The Stanford Review reports that, to the surprise of most students, Stanford has an all-comers policy that requires student organizations to open their membership roles to all students.  Stanford’s policy is similar to the one the Supreme Court upheld last term in Christian Legal Society v. Martinez, except that the text of Stanford’s policy applies only to membership, not leadership.   That is about to end.

According to Rev. McLennan, Stanford now intends to interpret its policy also applying to leadership decisions of religious student organizations.  Rev. McLennan believes this will not affect the operation of student groups:  “You’re not going to worry about the organization electing somebody who doesn’t stand for what the organization is all about.”  But McLennan says Stanford will step in if it receives a complaint that someone was rejected from a leadership position for religious or moral reasons: 

“I think the way it would come up is if a complainant came to us and said ‘I’ve tried to become a leader at—say—InterVarsity, I happen to be gay, and they said to me ‘Sorry we cannot make you a leader because you’re gay.’” Only then does he believe the University might interfere with the functioning of religious groups.

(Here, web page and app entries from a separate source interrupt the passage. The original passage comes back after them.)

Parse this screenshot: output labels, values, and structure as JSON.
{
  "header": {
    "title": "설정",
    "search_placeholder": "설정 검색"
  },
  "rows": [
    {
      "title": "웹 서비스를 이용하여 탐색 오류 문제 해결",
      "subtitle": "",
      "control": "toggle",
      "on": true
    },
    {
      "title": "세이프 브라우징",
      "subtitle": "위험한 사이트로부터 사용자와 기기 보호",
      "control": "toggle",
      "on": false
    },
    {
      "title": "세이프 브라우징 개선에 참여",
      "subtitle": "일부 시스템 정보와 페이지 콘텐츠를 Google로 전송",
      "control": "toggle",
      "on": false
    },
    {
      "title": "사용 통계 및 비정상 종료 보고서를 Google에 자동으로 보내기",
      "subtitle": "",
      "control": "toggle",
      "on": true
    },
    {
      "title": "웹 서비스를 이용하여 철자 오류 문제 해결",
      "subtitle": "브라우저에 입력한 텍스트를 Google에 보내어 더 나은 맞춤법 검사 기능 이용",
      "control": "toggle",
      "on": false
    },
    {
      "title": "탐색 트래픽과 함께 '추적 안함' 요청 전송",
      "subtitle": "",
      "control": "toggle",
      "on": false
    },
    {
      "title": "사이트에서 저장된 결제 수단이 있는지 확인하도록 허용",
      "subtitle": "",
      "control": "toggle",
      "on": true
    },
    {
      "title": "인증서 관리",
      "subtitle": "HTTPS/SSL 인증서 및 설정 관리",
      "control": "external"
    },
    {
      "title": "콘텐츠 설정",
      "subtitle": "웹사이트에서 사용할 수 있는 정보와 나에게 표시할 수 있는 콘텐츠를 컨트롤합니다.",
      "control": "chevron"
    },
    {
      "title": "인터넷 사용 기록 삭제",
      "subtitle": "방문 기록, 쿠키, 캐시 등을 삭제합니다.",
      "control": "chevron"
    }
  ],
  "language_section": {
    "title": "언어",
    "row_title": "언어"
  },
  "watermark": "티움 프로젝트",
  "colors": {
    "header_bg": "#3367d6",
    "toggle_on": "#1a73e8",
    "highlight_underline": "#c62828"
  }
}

In other words, Christian student groups at Stanford have no right to select leaders who share their same beliefs.  Just another reason I don’t like that tree.